Biophotonics trailblazers drive mobile health
The ability of low-cost photonics to enable point-of-care systems is part of the mobile health market, which Lux Research says is forecast to grow 8X in the next decade—from $5.1 billion in 2013 to $41.8 billion in 2023.
The ability of low-cost photonics to enable point-of-care systems is part of the mobile health market, which Lux Research (Boston, MA) says is forecast to grow 8X in the next decade—from $5.1 billion in 2013 to $41.8 billion in 2023. Lux notes that once clinical devices clear regulatory hurdles and gain acceptance of physicians, they will far surpass consumer-focused counterparts.
The report also quantifies a sharp rise in venture funding for mobile health devices, to $480 million in 2013, and says that large electronics and medical device companies are starting to make acquisitions in this arena.
As Dennis Matthews, director of the National Science Foundation’s Center for Biophotonics Science and Technology (University of California at Davis), stated at the 2014 Lasers & Photonics Marketplace Seminar, even a cell phone can be a powerful biophotonics device. One of the folks who has proven the truth of that statement again and again is UCLA Chancellor's Professor Aydogan Ozcan. Ozcan, who is also associate director of the California NanoSystems Institute, develops inexpensive, lightweight attachments that turn ordinary smartphones into devices able to detect mercury in water, malaria in blood cells, and allergens in food.

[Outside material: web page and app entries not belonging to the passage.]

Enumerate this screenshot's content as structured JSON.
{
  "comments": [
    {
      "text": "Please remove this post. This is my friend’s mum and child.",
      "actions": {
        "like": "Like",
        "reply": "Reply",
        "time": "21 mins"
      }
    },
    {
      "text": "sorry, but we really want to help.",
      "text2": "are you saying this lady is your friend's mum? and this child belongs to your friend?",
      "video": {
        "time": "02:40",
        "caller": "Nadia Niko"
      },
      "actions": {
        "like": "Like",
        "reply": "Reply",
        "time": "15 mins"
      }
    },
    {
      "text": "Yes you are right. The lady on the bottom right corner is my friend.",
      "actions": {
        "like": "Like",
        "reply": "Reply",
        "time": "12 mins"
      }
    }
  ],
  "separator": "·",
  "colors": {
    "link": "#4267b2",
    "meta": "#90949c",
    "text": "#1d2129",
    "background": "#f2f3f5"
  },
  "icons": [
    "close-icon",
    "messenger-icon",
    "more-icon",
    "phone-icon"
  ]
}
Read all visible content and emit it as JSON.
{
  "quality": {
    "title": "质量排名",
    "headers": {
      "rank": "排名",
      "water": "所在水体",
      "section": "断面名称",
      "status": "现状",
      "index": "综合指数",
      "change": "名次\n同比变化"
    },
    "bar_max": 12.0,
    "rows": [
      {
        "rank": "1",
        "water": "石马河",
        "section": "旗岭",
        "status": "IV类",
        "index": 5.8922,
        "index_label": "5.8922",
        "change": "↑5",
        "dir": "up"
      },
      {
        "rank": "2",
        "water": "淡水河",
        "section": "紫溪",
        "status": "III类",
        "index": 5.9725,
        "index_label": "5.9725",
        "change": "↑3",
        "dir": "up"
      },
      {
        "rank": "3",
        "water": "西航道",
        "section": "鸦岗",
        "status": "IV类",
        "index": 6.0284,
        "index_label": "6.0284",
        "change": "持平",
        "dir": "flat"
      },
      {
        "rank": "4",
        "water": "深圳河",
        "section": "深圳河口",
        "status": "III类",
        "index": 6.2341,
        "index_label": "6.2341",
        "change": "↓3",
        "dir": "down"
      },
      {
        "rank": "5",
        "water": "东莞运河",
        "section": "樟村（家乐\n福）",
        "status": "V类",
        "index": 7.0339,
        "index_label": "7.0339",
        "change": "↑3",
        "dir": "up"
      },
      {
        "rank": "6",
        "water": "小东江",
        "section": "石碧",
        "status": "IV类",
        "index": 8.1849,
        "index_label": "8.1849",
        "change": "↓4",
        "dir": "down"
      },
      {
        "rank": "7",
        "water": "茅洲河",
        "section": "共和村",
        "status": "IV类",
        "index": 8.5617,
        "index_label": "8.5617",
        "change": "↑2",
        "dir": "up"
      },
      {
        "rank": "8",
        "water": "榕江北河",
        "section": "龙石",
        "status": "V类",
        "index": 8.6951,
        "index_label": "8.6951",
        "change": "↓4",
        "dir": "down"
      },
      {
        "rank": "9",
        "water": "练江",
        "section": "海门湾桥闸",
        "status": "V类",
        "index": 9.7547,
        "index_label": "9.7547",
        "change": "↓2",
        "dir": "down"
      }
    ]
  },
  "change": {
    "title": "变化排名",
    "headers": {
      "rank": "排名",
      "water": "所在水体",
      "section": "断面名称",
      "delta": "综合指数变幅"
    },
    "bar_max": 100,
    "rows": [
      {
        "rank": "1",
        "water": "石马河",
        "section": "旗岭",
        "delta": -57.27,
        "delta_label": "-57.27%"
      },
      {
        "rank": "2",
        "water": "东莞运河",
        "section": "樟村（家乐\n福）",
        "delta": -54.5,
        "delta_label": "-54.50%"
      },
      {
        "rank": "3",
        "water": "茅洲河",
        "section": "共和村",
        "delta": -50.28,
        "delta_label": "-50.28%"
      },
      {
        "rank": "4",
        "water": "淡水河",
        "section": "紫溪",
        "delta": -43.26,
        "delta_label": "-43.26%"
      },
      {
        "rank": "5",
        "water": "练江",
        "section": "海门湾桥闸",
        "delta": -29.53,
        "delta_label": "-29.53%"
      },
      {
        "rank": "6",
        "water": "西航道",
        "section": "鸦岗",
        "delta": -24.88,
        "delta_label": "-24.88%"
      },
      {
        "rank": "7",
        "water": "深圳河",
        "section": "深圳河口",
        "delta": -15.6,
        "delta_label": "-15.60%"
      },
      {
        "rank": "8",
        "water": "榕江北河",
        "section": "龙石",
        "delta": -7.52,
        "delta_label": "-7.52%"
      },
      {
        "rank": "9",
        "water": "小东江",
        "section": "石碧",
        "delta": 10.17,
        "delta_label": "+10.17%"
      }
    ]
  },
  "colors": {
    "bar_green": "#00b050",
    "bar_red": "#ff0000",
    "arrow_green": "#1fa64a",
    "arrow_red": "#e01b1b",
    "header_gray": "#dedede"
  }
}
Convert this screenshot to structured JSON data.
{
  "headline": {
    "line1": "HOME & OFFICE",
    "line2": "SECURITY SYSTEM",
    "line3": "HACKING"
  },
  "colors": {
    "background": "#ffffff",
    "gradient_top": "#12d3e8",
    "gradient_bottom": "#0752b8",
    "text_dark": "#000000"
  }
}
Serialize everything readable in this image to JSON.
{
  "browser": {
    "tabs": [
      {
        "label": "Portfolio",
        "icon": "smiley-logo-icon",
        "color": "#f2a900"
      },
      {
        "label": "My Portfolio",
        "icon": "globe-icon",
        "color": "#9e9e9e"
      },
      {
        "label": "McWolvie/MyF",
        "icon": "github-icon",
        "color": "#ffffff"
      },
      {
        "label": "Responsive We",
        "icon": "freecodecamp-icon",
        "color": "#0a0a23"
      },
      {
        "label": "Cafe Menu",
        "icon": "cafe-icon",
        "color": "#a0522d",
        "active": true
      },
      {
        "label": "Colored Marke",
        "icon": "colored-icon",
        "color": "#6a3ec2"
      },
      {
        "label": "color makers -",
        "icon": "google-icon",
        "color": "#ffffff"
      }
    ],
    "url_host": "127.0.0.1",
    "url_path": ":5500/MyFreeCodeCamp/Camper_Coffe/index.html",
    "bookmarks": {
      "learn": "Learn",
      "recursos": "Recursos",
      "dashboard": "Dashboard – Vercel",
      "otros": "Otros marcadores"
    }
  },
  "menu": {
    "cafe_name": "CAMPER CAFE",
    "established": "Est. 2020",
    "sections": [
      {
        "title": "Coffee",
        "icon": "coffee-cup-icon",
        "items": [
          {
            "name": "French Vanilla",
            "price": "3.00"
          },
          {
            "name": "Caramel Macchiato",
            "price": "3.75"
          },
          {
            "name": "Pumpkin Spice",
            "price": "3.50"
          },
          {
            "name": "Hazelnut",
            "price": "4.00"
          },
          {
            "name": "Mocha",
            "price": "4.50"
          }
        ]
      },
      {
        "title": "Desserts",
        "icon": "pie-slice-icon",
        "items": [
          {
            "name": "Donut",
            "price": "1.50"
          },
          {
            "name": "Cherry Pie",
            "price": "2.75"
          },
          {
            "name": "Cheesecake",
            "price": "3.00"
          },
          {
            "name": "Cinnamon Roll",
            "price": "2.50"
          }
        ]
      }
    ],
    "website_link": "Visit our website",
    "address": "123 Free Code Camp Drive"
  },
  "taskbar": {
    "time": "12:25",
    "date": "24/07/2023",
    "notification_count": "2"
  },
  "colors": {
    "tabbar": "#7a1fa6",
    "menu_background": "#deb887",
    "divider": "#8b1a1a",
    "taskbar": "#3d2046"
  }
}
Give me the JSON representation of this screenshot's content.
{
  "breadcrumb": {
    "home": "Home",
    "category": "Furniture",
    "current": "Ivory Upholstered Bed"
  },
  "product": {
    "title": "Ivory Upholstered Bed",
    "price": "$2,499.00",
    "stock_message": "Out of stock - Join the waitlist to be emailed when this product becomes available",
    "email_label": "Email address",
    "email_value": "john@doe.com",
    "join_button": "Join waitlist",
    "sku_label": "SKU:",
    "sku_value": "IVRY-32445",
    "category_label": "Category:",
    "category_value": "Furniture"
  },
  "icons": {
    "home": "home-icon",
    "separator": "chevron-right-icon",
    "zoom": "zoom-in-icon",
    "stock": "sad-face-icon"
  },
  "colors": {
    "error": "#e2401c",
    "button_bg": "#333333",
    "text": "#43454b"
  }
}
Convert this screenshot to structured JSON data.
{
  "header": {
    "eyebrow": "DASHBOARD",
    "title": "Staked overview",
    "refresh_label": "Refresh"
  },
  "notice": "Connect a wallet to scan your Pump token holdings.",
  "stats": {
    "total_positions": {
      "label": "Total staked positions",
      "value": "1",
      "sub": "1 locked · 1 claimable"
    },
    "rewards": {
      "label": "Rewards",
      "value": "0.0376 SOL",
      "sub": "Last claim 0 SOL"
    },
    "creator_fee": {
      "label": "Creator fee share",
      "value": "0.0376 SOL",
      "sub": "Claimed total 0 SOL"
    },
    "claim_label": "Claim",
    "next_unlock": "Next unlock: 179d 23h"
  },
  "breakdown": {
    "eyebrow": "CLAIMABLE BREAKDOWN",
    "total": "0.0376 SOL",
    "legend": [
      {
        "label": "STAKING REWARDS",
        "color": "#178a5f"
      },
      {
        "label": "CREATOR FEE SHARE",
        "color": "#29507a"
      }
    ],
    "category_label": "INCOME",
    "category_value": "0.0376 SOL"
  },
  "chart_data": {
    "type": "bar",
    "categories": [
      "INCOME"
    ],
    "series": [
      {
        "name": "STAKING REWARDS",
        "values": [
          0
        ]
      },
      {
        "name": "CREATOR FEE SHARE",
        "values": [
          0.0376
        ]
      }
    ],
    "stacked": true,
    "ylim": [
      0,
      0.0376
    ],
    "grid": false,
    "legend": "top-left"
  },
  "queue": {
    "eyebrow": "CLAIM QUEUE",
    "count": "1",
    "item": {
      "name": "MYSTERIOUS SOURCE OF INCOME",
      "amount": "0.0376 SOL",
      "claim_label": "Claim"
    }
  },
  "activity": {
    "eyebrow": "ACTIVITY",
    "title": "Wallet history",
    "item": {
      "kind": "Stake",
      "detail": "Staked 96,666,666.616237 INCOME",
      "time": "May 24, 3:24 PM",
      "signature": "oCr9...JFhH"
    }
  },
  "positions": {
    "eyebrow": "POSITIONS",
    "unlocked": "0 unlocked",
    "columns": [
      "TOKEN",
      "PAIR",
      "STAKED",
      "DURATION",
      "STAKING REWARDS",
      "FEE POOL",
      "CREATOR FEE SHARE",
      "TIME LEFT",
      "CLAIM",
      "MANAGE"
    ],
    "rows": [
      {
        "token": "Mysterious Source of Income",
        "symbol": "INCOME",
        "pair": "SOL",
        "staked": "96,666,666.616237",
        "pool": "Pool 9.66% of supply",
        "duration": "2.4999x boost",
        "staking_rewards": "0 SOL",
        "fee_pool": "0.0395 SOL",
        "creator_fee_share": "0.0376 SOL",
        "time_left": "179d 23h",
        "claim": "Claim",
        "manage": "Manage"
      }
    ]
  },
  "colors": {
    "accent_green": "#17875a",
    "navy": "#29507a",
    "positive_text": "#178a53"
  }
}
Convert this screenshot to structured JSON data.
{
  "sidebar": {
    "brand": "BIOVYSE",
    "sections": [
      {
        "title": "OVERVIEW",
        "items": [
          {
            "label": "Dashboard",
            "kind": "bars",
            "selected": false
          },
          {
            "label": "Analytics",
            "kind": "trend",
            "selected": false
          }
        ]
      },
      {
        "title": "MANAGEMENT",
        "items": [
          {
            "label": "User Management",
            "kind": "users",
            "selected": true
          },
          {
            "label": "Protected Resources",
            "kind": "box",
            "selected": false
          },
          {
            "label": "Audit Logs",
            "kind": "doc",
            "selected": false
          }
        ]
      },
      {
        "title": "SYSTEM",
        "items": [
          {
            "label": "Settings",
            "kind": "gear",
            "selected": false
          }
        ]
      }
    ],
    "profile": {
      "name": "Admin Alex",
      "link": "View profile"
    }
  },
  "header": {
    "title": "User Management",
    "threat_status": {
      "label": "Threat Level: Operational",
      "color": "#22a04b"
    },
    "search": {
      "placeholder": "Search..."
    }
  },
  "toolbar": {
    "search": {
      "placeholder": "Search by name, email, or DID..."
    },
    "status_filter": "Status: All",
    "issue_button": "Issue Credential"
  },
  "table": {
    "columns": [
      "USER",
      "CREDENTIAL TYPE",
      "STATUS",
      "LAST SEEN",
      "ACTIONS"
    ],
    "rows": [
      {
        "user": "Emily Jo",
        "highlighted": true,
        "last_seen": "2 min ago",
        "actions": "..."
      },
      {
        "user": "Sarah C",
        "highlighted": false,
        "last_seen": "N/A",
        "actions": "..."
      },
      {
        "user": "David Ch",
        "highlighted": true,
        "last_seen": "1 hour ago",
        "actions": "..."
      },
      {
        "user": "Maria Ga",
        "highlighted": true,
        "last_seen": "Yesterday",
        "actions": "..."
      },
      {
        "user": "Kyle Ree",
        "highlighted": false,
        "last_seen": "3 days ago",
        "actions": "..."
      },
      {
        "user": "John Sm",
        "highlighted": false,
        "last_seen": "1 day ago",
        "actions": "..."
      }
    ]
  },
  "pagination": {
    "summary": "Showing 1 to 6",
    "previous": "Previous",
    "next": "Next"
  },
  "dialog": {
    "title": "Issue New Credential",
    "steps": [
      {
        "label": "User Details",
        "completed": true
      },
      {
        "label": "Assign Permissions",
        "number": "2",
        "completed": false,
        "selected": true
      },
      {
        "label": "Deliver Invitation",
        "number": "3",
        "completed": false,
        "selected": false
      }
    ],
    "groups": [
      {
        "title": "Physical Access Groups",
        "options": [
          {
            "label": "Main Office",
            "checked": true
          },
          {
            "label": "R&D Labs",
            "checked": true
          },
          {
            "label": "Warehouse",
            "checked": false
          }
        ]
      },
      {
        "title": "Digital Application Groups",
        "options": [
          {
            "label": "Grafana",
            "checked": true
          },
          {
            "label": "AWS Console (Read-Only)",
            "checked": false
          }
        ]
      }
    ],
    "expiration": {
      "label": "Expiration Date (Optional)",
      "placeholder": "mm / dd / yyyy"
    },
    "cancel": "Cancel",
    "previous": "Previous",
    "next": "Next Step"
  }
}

This week, Howard Hughes Medical Institute (HHMI; Chevy Chase, MD) chose to honor Ozcan among 14 other researchers nationally by naming him a 2014 HHMI Professor. The award comes with a $1 million grant to pursue high-impact, interdisciplinary research in the coming 5 years, and to effectively integrate this work with creative approaches to undergraduate education. HHMI's goal is to transform science education in the U.S. by encouraging hands-on, research-oriented, and interdisciplinary instruction; Ozcan plans to use the grant to launch a program in which undergraduates form interdisciplinary teams annually to design, build, and test novel technologies for telemedicine and global health applications.
Such efforts will be the focus of Ozcan's talk at the Strategies in Biophotonics conference in September in Boston. The event will address the important trend of affordable, mobile devices for global health in other ways as well. For instance, Nanobiosym Chairman and CEO Anita Goel will follow Robert S. Langer’s opening keynote to discuss her goal to decentralize, mobilize, and personalize medicine through new game-changing technologies. In addition, Randal Chinnock of Optimum Technologies will discuss disposable optics, a key enabling component.
It is exciting to watch as these talented pioneers work to develop and hone technologies that will surely benefit us all.